Campus researchers make history with release of first human pangenome

To: UCSC Community

From:  Cynthia Larive, UC Santa Cruz Chancellor and Lori Kletzer Campus Provost and Executive Vice Chancellor

We are extremely proud to share the news that UC Santa Cruz scientists played a critical role in an enormous scientific achievement that boosts our understanding of human biology and genomic diversity, and will ultimately help diagnose disease and guide treatments for people worldwide.  

The Human Pangenome Reference Consortium (HPRC)—co-led by UCSC’s Associate Professor of Biomolecular Engineering Benedict Paten and Assistant Professor of Biomolecular Engineering Karen Miga—today released a draft of the first human pangenome, which combines the genetic material of 47 individuals from different ancestral backgrounds. More than a dozen researchers from our Genomics Institute including several student researchers have been involved with this project, which will continue into 2024, when researchers expect to release a final version of the pangenome with genomic information from 350 individuals.

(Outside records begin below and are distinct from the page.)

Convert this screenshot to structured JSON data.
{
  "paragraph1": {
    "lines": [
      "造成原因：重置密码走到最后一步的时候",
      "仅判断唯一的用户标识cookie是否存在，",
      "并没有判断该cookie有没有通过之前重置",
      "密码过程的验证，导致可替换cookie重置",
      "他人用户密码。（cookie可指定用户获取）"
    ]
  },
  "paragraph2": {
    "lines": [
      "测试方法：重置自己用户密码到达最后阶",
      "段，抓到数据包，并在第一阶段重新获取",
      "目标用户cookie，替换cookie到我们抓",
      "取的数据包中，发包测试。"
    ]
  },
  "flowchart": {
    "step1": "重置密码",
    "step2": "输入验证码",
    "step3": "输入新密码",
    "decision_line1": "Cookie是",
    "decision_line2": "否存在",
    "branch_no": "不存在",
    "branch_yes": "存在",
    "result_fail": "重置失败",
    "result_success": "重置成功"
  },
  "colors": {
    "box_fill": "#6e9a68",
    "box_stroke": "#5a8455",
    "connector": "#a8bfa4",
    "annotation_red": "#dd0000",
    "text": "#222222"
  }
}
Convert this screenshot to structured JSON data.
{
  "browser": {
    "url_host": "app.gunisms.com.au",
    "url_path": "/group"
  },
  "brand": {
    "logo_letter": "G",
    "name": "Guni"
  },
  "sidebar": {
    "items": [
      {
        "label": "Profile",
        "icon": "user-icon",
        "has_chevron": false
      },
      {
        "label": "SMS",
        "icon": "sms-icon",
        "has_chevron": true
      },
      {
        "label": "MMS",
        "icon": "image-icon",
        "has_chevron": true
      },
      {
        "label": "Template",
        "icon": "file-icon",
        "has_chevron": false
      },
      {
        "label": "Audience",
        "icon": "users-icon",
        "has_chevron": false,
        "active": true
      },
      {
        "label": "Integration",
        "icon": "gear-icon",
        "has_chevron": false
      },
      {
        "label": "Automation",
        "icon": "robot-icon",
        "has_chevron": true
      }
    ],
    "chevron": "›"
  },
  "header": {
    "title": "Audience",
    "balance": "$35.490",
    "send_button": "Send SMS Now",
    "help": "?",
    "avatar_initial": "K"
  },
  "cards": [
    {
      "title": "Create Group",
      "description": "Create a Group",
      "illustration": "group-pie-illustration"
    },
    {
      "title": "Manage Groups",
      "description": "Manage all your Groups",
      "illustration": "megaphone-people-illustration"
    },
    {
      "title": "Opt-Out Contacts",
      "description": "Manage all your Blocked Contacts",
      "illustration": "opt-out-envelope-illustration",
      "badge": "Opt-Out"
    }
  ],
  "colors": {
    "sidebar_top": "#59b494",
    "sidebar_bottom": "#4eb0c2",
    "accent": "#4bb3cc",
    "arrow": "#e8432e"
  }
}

The pangenome is significant in that it gives scientists a deeper, more accurate, and more inclusive understanding of worldwide genomic diversity, allowing for more detailed genomic analyses. Even in its draft form of 47 sequences, the pangenome has already proven to be more effective at detecting variants. Having this information helps scientists better understand how various genes and diseases are inherited, for example, and provides valuable insights into human health.

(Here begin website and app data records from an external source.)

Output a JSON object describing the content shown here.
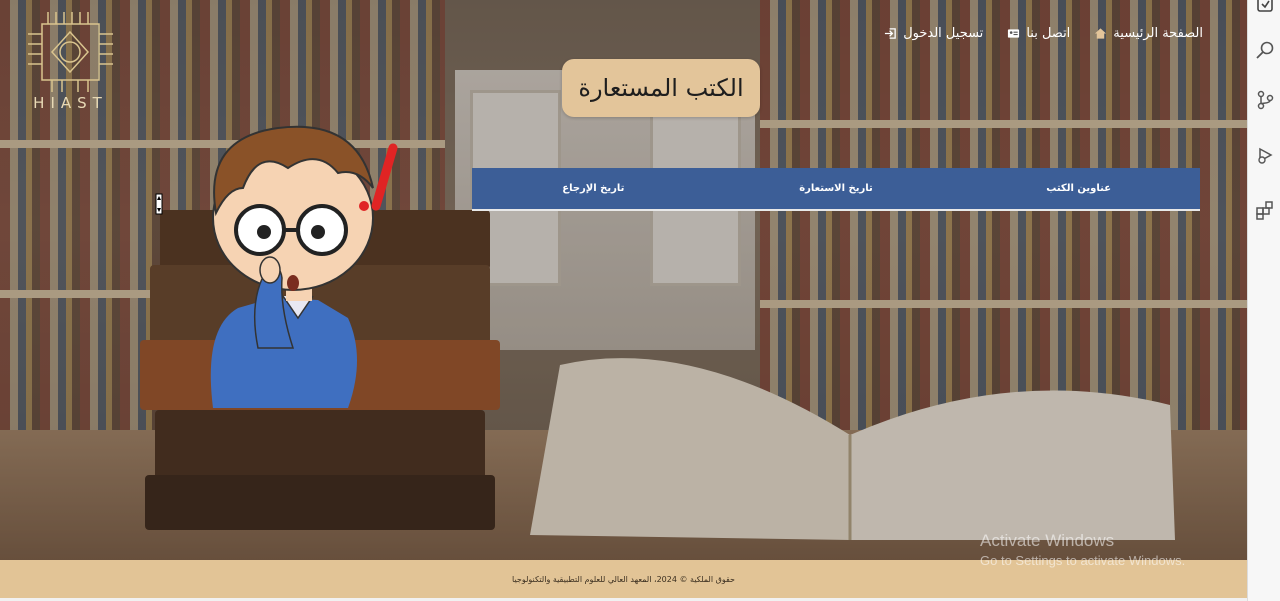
{
  "logo": {
    "text": "HIAST"
  },
  "nav": {
    "items": [
      {
        "label": "تسجيل الدخول",
        "icon": "login-icon"
      },
      {
        "label": "اتصل بنا",
        "icon": "contact-card-icon"
      },
      {
        "label": "الصفحة الرئيسية",
        "icon": "home-icon"
      }
    ]
  },
  "page": {
    "title": "الكتب المستعارة"
  },
  "table": {
    "headers": [
      "عناوين الكتب",
      "تاريخ الاستعارة",
      "تاريخ الإرجاع"
    ]
  },
  "footer": {
    "text": "حقوق الملكية © 2024، المعهد العالي للعلوم التطبيقية والتكنولوجيا"
  },
  "watermark": {
    "line1": "Activate Windows",
    "line2": "Go to Settings to activate Windows."
  },
  "sidebar": {
    "icons": [
      "new-file-icon",
      "search-icon",
      "source-control-icon",
      "debug-icon",
      "extensions-icon"
    ]
  },
  "colors": {
    "table_header": "#3c5e97",
    "title_box": "#e3c59a",
    "footer": "#e2c496"
  }
}
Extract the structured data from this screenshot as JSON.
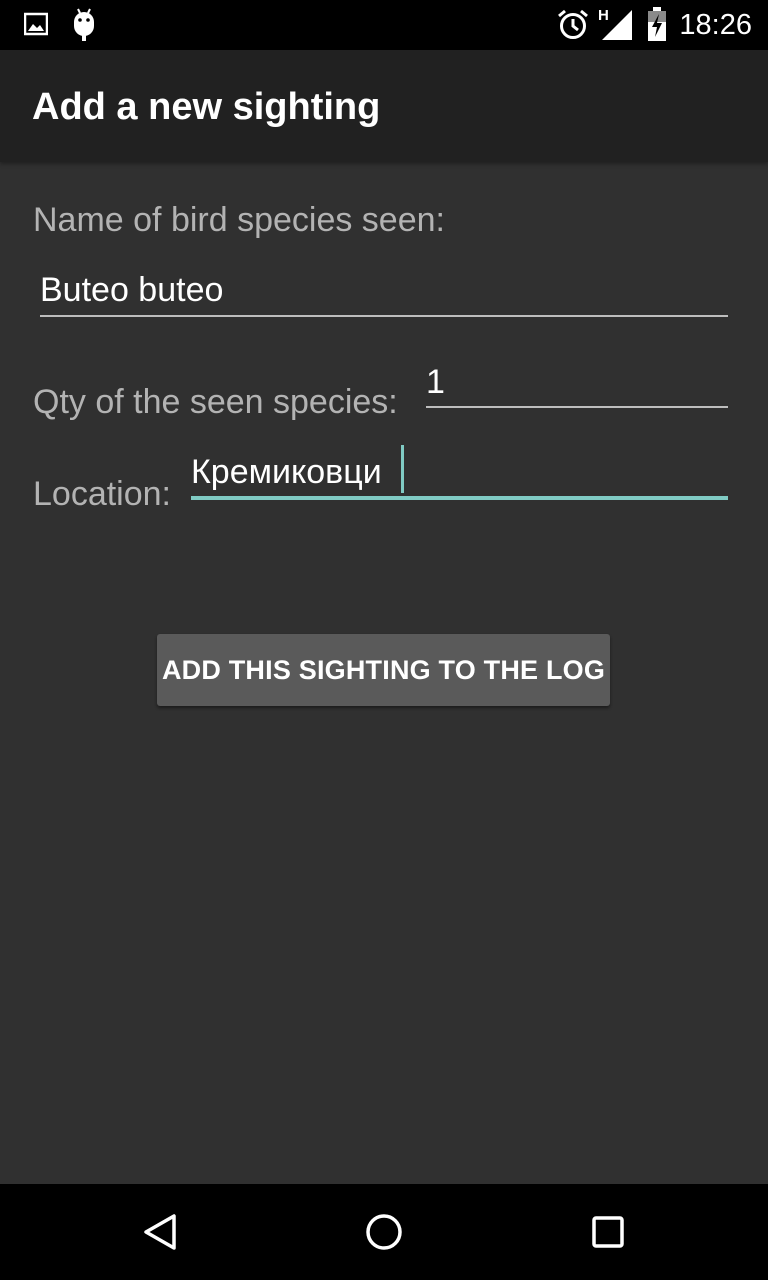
{
  "status_bar": {
    "time": "18:26",
    "network_type": "H",
    "left_icons": [
      "image-icon",
      "android-debug-icon"
    ],
    "right_icons": [
      "alarm-icon",
      "signal-icon",
      "battery-charging-icon"
    ]
  },
  "action_bar": {
    "title": "Add a new sighting"
  },
  "form": {
    "species_label": "Name of bird species seen:",
    "species_value": "Buteo buteo",
    "qty_label": "Qty of the seen species:",
    "qty_value": "1",
    "location_label": "Location:",
    "location_value": "Кремиковци",
    "submit_label": "ADD THIS SIGHTING TO THE LOG"
  },
  "nav_bar": {
    "icons": [
      "back-icon",
      "home-icon",
      "recents-icon"
    ]
  },
  "colors": {
    "background": "#303030",
    "action_bar": "#212121",
    "accent": "#80cbc4",
    "button": "#5a5a5a"
  }
}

The pangenome is the latest achievement in a sustained effort by UC Santa Cruz researchers to decipher the chemical makeup of the human genetic code.

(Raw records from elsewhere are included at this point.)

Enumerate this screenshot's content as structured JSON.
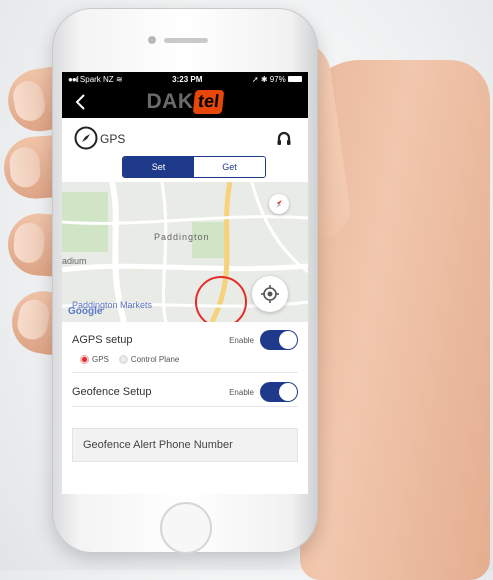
{
  "status_bar": {
    "carrier": "Spark NZ",
    "time": "3:23 PM",
    "battery": "97%"
  },
  "header": {
    "logo_main": "DAK",
    "logo_accent": "tel"
  },
  "gps": {
    "title": "GPS",
    "set_label": "Set",
    "get_label": "Get"
  },
  "map": {
    "label_paddington": "Paddington",
    "label_stadium": "adium",
    "label_markets": "Paddington Markets",
    "google_label": "Google"
  },
  "agps": {
    "title": "AGPS setup",
    "enable_label": "Enable",
    "option_gps": "GPS",
    "option_control_plane": "Control Plane",
    "selected": "GPS",
    "enabled": true
  },
  "geofence": {
    "title": "Geofence Setup",
    "enable_label": "Enable",
    "enabled": true
  },
  "geofence_phone": {
    "label": "Geofence Alert Phone Number"
  },
  "colors": {
    "accent": "#1f3a8a",
    "brand": "#e8470a",
    "marker": "#e52c2c"
  }
}
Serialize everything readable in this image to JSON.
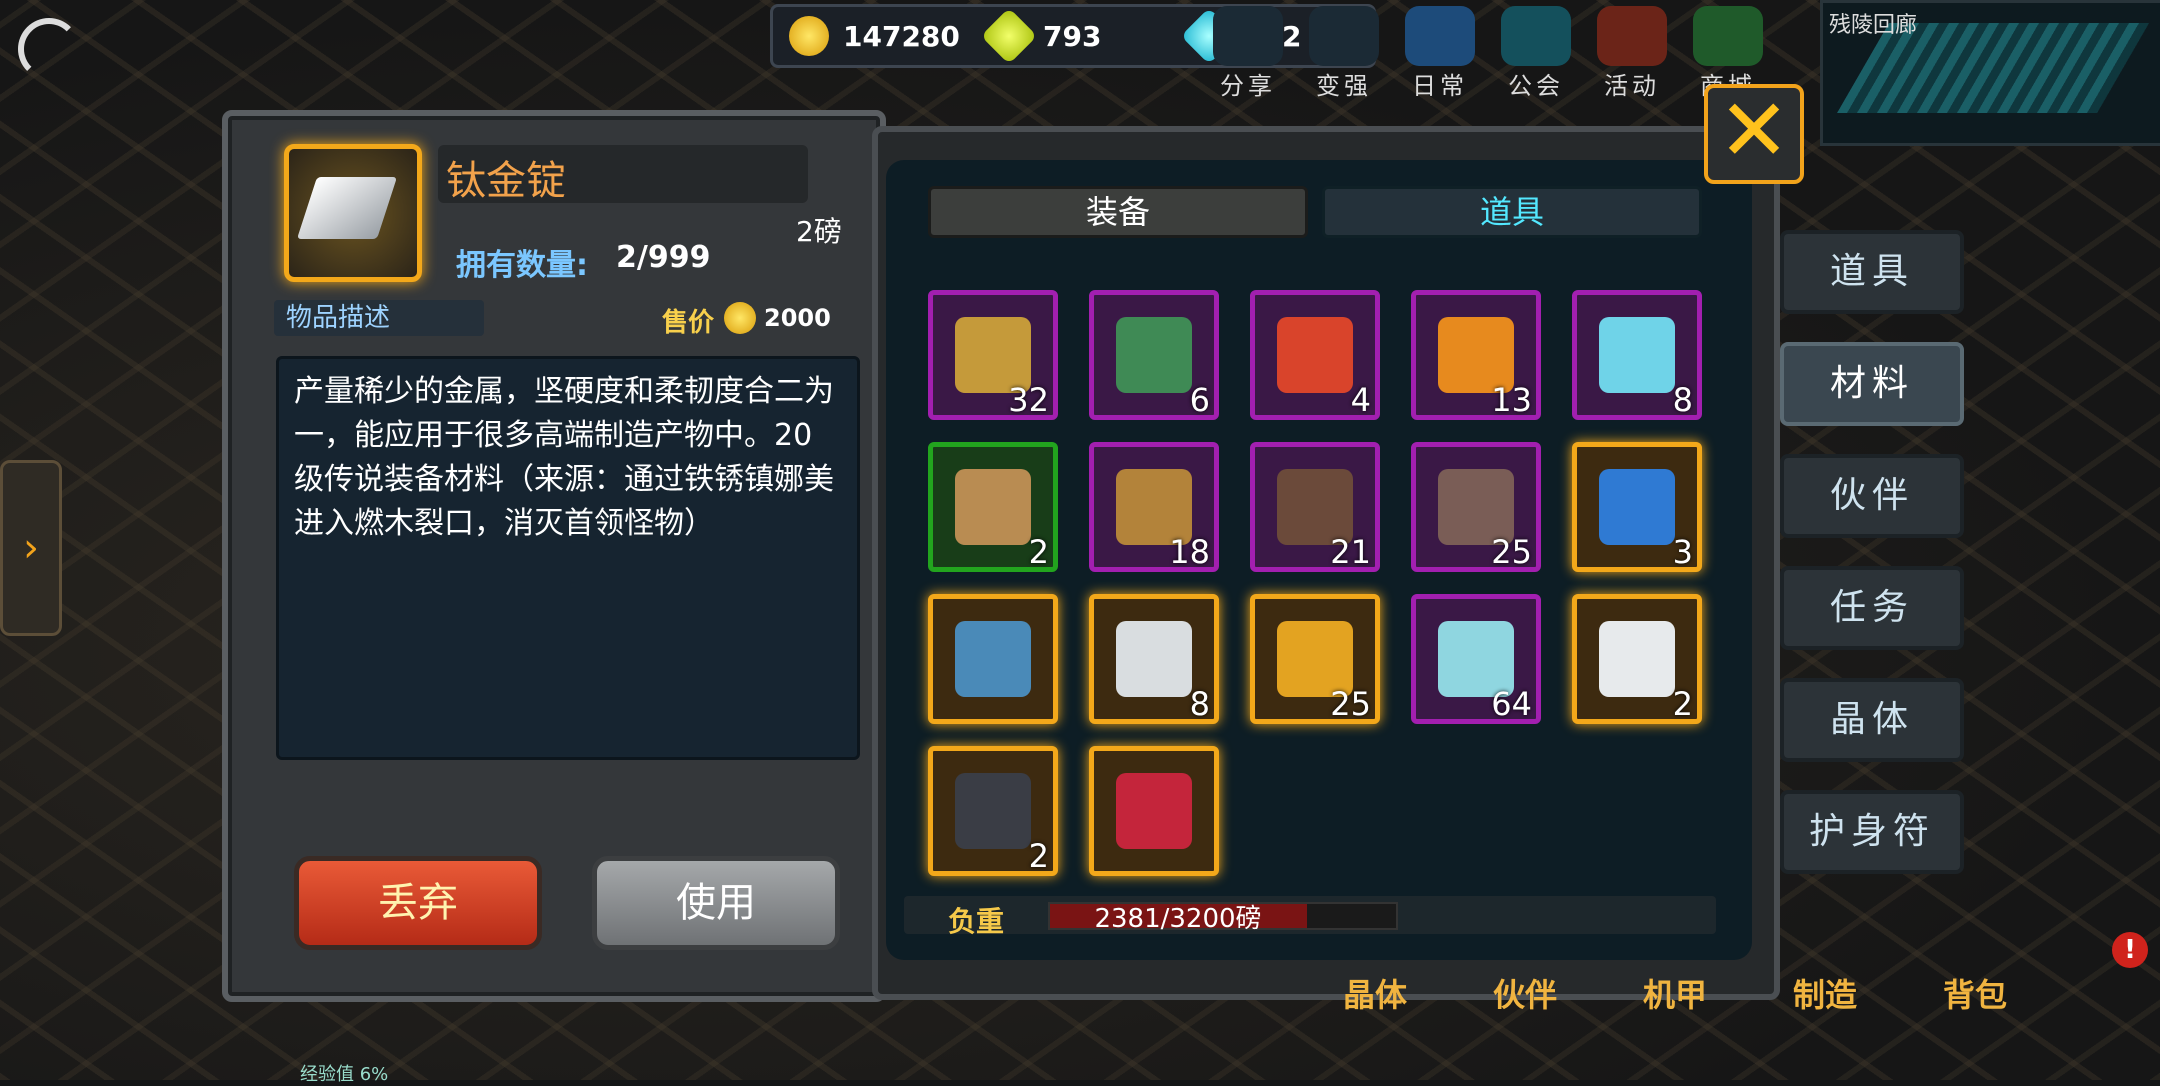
{
  "currency": {
    "gold": "147280",
    "gems_yellow": "793",
    "diamonds": "132"
  },
  "top_nav": [
    "分享",
    "变强",
    "日常",
    "公会",
    "活动",
    "商城"
  ],
  "minimap": {
    "title": "残陵回廊"
  },
  "item": {
    "name": "钛金锭",
    "weight": "2磅",
    "own_label": "拥有数量:",
    "own_value": "2/999",
    "desc_tab": "物品描述",
    "price_label": "售价",
    "price_value": "2000",
    "description": "产量稀少的金属，坚硬度和柔韧度合二为一，能应用于很多高端制造产物中。20级传说装备材料（来源：通过铁锈镇娜美进入燃木裂口，消灭首领怪物）",
    "discard_label": "丢弃",
    "use_label": "使用"
  },
  "tabs": {
    "equipment": "装备",
    "items": "道具"
  },
  "slots": [
    {
      "icon": "gear-blue-icon",
      "count": "32",
      "rarity": "purple"
    },
    {
      "icon": "green-chip-icon",
      "count": "6",
      "rarity": "purple"
    },
    {
      "icon": "red-chip-icon",
      "count": "4",
      "rarity": "purple"
    },
    {
      "icon": "orange-chip-icon",
      "count": "13",
      "rarity": "purple"
    },
    {
      "icon": "energy-cell-icon",
      "count": "8",
      "rarity": "purple"
    },
    {
      "icon": "fuel-can-icon",
      "count": "2",
      "rarity": "green"
    },
    {
      "icon": "skull-coin-icon",
      "count": "18",
      "rarity": "purple"
    },
    {
      "icon": "gear-core-icon",
      "count": "21",
      "rarity": "purple"
    },
    {
      "icon": "gear-disc-icon",
      "count": "25",
      "rarity": "purple"
    },
    {
      "icon": "blue-armor-icon",
      "count": "3",
      "rarity": "orange"
    },
    {
      "icon": "blue-ore-icon",
      "count": "",
      "rarity": "orange"
    },
    {
      "icon": "silver-ingot-icon",
      "count": "8",
      "rarity": "orange"
    },
    {
      "icon": "gold-crystal-icon",
      "count": "25",
      "rarity": "orange"
    },
    {
      "icon": "diamond-icon",
      "count": "64",
      "rarity": "purple"
    },
    {
      "icon": "titanium-ingot-icon",
      "count": "2",
      "rarity": "orange"
    },
    {
      "icon": "dark-ore-icon",
      "count": "2",
      "rarity": "orange"
    },
    {
      "icon": "red-crystal-ore-icon",
      "count": "",
      "rarity": "orange"
    }
  ],
  "weight_bar": {
    "label": "负重",
    "text": "2381/3200磅",
    "fraction": 0.744
  },
  "side_tabs": [
    "道具",
    "材料",
    "伙伴",
    "任务",
    "晶体",
    "护身符"
  ],
  "side_active": "材料",
  "bottom_nav": [
    "晶体",
    "伙伴",
    "机甲",
    "制造",
    "背包"
  ],
  "xp_label": "经验值 6%",
  "colors": {
    "gold": "#f3a81a",
    "purple": "#a21fb0",
    "green": "#22a41e",
    "cyan": "#53e8ff"
  }
}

UC Santa Cruz made history in 2000, when then-graduate student Jim Kent, now a research scientist at the Genomics Institute, wrote the code that allowed the publicly funded Human Genome Project to assemble and publish the first human genome sequence. The mapping is considered one of the greatest scientific feats in history. Last spring, the Telomere-to-Telomere Consortium, co-led by Prof. Miga, announced it had assembled the first complete sequencing of a human genome, filling in missing, complex regions that had long eluded scientists because of the limitations of DNA-sequencing technologies.

The pangenome is another huge scientific step forward. Please join us in recognizing this remarkable achievement. Congratulations to all in our campus community who played a role.